Here’s some items to consider….
- Who will take care of your children? If you have young children, name a guardian or possible guardians in your will.
- Do you have financial means or life insurance to provide for those you leave behind? Based on the most recent data from the Consumer Expenditures Survey, in 2015, a family will spend approximately $12,980 annually per child in a middle-income two-child, married-couple family. Middle-income, married-couple parents of a child born in 2015 may expect to spend $233,610) for food, shelter, and other necessities to raise a child through age 17. This does not include the cost of a college education.
- What will happen to your business, if something happens to you? It is your legal responsibility to make sure the work you have been contracted to do will get done. If you have shareholders, do you have an agreement that will provide a financial value for your investment? Is the agreement up to date? If you are the sole owner, do you have arrangements with someone knowledgeable in your business to step in and buy the business, prepare it for sale or close it and complete the legal and tax obligations?
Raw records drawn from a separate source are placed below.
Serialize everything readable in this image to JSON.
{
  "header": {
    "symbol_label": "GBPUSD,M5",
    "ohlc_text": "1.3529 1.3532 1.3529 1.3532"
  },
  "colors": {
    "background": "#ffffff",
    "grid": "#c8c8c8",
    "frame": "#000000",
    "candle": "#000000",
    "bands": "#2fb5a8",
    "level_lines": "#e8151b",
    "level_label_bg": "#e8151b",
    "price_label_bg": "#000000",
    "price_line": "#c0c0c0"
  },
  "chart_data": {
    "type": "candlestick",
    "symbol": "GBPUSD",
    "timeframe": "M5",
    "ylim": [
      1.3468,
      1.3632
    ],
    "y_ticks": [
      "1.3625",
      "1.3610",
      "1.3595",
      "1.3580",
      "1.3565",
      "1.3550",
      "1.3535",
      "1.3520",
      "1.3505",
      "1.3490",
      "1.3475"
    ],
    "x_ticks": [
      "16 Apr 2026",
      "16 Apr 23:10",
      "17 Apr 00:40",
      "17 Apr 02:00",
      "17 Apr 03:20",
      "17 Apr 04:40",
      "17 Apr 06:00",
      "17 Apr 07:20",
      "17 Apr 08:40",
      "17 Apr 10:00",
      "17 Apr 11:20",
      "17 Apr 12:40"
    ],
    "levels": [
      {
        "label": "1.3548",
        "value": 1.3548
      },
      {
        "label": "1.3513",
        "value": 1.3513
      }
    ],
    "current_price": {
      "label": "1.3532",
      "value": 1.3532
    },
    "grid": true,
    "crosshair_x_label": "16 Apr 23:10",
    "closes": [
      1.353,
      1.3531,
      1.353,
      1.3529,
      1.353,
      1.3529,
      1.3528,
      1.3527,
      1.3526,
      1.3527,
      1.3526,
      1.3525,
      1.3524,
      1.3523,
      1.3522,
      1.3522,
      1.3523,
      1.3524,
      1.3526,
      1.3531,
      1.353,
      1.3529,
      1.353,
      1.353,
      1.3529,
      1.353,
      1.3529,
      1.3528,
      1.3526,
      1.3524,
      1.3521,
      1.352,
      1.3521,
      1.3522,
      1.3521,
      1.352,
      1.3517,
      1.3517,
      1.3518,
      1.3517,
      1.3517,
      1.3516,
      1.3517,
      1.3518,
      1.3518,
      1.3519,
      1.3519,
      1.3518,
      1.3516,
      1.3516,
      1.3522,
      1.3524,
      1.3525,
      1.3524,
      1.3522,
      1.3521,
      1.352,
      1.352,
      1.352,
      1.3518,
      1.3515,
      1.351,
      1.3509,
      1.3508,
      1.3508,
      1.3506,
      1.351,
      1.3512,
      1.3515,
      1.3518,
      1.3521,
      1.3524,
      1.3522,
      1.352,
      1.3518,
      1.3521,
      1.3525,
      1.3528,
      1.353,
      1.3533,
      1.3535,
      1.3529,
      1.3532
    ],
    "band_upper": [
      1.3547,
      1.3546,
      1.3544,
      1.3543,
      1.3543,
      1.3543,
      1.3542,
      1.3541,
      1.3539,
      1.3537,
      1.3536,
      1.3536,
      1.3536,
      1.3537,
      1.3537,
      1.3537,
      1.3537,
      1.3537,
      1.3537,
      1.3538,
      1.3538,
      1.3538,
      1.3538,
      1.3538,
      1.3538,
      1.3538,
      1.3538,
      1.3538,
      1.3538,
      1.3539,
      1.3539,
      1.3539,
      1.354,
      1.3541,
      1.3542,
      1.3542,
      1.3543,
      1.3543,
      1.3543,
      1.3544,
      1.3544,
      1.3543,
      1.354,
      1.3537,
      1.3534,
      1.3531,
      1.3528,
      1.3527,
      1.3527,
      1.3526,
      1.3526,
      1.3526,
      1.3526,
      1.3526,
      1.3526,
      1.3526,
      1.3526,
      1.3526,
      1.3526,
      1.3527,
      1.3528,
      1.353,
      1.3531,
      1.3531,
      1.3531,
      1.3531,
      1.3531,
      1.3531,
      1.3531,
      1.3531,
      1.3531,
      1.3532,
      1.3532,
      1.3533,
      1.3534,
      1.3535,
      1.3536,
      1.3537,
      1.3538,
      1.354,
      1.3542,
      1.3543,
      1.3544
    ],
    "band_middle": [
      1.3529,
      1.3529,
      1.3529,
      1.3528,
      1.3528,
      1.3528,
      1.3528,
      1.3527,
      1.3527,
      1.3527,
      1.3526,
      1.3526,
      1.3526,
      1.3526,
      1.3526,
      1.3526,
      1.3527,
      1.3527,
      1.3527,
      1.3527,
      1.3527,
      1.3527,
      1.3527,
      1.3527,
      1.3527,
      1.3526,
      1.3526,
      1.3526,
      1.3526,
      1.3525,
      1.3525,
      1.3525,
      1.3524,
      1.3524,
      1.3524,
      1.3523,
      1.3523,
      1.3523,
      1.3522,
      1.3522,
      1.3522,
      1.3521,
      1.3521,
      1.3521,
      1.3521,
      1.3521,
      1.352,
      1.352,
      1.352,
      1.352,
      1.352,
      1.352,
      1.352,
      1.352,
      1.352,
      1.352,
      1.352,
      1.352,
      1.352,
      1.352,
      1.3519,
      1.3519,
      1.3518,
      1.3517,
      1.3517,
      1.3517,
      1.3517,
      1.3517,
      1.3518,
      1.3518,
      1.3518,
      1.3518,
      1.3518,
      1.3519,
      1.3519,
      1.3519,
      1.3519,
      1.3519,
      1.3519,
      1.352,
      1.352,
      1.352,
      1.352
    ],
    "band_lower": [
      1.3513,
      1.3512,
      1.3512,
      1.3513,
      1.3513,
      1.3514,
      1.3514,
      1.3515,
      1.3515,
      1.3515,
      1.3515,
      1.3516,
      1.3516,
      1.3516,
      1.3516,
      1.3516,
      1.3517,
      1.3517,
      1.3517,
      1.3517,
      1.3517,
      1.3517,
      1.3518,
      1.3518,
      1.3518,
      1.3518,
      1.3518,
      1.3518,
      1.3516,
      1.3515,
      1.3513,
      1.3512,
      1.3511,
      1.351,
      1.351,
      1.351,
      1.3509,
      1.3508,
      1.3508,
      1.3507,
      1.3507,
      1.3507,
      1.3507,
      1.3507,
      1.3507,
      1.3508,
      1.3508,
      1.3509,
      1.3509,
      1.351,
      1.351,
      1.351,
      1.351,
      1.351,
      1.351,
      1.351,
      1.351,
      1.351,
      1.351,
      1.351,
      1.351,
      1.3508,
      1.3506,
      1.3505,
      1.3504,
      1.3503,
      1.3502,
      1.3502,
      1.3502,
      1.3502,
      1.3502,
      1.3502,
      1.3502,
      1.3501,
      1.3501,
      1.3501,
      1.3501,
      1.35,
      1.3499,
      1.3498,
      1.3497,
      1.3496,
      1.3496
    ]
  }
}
- Do have your critical and essential websites and passwords documented?
Next, organize your records. Include items such as:
- A copy of your will
- A copy of your trust document.
- A list of your personal assets.
- Life insurance policy and beneficiary statement
- List of advisors and beneficiaries, family to contact.
- List of where you want your personal belongings to go.
- Letters to those you love.
- Personal preferences on your burial
- A health power of attorney
It does not matter if you keep them in your safety deposit box, home fireproof safe, in the cloud, under your bed, etc. The most important element is to tell someone where your documents are.
Now with all the information in one place, you can evaluate how complete it is. You can work on a plan of action to maximize your financial resources, minimize death taxes, avoid probate, and most of all – maintain control over your life and protect your family.
If you need assistance in redesigning or understanding what your statements are telling you please give us a call to meet with Mary to review your current situation and see how we can make your financial statements more meaningful.
Mary Guldan-Lindstrom, CPA